Work to complete: Take the data that sits below and write it out again exactly.

Web page and app entries:
"""
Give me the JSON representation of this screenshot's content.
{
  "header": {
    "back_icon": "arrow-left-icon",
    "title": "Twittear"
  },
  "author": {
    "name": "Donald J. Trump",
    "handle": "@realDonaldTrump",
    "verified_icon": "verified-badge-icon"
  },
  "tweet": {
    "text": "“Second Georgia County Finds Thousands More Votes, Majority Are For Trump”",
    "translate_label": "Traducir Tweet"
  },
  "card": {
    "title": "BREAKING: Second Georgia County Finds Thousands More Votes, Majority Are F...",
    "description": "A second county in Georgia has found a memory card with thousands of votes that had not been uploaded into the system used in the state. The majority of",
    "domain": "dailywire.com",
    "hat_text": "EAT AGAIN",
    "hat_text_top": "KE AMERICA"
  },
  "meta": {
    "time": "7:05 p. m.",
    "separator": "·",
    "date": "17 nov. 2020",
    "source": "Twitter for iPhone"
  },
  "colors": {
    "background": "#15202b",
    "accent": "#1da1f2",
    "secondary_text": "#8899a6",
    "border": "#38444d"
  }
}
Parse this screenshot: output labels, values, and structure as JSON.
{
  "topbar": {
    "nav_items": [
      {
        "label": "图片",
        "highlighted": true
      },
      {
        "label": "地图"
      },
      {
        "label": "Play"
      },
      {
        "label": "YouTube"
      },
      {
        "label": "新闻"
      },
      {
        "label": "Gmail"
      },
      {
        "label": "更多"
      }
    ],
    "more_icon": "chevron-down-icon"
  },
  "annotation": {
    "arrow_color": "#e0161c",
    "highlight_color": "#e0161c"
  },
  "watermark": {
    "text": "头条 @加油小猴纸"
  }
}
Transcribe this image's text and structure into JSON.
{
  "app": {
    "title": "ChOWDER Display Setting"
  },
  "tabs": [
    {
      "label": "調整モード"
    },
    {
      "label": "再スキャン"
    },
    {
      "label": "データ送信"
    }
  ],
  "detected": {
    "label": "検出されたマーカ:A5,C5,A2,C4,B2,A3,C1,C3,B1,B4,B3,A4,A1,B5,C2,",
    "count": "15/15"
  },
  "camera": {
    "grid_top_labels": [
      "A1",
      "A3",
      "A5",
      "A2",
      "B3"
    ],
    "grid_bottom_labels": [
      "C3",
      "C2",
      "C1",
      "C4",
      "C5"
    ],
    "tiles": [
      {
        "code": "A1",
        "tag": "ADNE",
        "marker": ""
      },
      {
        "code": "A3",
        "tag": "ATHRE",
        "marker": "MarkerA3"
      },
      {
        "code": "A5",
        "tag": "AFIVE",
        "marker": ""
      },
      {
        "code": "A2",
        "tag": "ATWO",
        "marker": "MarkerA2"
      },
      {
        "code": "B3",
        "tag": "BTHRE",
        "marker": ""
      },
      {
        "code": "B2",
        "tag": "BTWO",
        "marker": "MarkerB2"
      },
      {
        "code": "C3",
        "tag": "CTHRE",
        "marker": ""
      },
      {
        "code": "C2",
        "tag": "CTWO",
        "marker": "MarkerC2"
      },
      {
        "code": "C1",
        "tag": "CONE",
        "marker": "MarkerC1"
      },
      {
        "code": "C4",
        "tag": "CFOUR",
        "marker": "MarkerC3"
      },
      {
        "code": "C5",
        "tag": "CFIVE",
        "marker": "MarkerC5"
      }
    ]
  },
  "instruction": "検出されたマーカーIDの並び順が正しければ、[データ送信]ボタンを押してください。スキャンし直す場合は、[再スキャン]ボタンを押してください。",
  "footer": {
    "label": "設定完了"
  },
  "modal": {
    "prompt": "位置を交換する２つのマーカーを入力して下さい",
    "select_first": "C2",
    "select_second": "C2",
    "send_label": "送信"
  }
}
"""
Written response:
Give me the JSON representation of this screenshot's content.
{
  "header": {
    "back_icon": "arrow-left-icon",
    "title": "Twittear"
  },
  "author": {
    "name": "Donald J. Trump",
    "handle": "@realDonaldTrump",
    "verified_icon": "verified-badge-icon"
  },
  "tweet": {
    "text": "“Second Georgia County Finds Thousands More Votes, Majority Are For Trump”",
    "translate_label": "Traducir Tweet"
  },
  "card": {
    "title": "BREAKING: Second Georgia County Finds Thousands More Votes, Majority Are F...",
    "description": "A second county in Georgia has found a memory card with thousands of votes that had not been uploaded into the system used in the state. The majority of",
    "domain": "dailywire.com",
    "hat_text": "EAT AGAIN",
    "hat_text_top": "KE AMERICA"
  },
  "meta": {
    "time": "7:05 p. m.",
    "separator": "·",
    "date": "17 nov. 2020",
    "source": "Twitter for iPhone"
  },
  "colors": {
    "background": "#15202b",
    "accent": "#1da1f2",
    "secondary_text": "#8899a6",
    "border": "#38444d"
  }
}
Parse this screenshot: output labels, values, and structure as JSON.
{
  "topbar": {
    "nav_items": [
      {
        "label": "图片",
        "highlighted": true
      },
      {
        "label": "地图"
      },
      {
        "label": "Play"
      },
      {
        "label": "YouTube"
      },
      {
        "label": "新闻"
      },
      {
        "label": "Gmail"
      },
      {
        "label": "更多"
      }
    ],
    "more_icon": "chevron-down-icon"
  },
  "annotation": {
    "arrow_color": "#e0161c",
    "highlight_color": "#e0161c"
  },
  "watermark": {
    "text": "头条 @加油小猴纸"
  }
}
Transcribe this image's text and structure into JSON.
{
  "app": {
    "title": "ChOWDER Display Setting"
  },
  "tabs": [
    {
      "label": "調整モード"
    },
    {
      "label": "再スキャン"
    },
    {
      "label": "データ送信"
    }
  ],
  "detected": {
    "label": "検出されたマーカ:A5,C5,A2,C4,B2,A3,C1,C3,B1,B4,B3,A4,A1,B5,C2,",
    "count": "15/15"
  },
  "camera": {
    "grid_top_labels": [
      "A1",
      "A3",
      "A5",
      "A2",
      "B3"
    ],
    "grid_bottom_labels": [
      "C3",
      "C2",
      "C1",
      "C4",
      "C5"
    ],
    "tiles": [
      {
        "code": "A1",
        "tag": "ADNE",
        "marker": ""
      },
      {
        "code": "A3",
        "tag": "ATHRE",
        "marker": "MarkerA3"
      },
      {
        "code": "A5",
        "tag": "AFIVE",
        "marker": ""
      },
      {
        "code": "A2",
        "tag": "ATWO",
        "marker": "MarkerA2"
      },
      {
        "code": "B3",
        "tag": "BTHRE",
        "marker": ""
      },
      {
        "code": "B2",
        "tag": "BTWO",
        "marker": "MarkerB2"
      },
      {
        "code": "C3",
        "tag": "CTHRE",
        "marker": ""
      },
      {
        "code": "C2",
        "tag": "CTWO",
        "marker": "MarkerC2"
      },
      {
        "code": "C1",
        "tag": "CONE",
        "marker": "MarkerC1"
      },
      {
        "code": "C4",
        "tag": "CFOUR",
        "marker": "MarkerC3"
      },
      {
        "code": "C5",
        "tag": "CFIVE",
        "marker": "MarkerC5"
      }
    ]
  },
  "instruction": "検出されたマーカーIDの並び順が正しければ、[データ送信]ボタンを押してください。スキャンし直す場合は、[再スキャン]ボタンを押してください。",
  "footer": {
    "label": "設定完了"
  },
  "modal": {
    "prompt": "位置を交換する２つのマーカーを入力して下さい",
    "select_first": "C2",
    "select_second": "C2",
    "send_label": "送信"
  }
}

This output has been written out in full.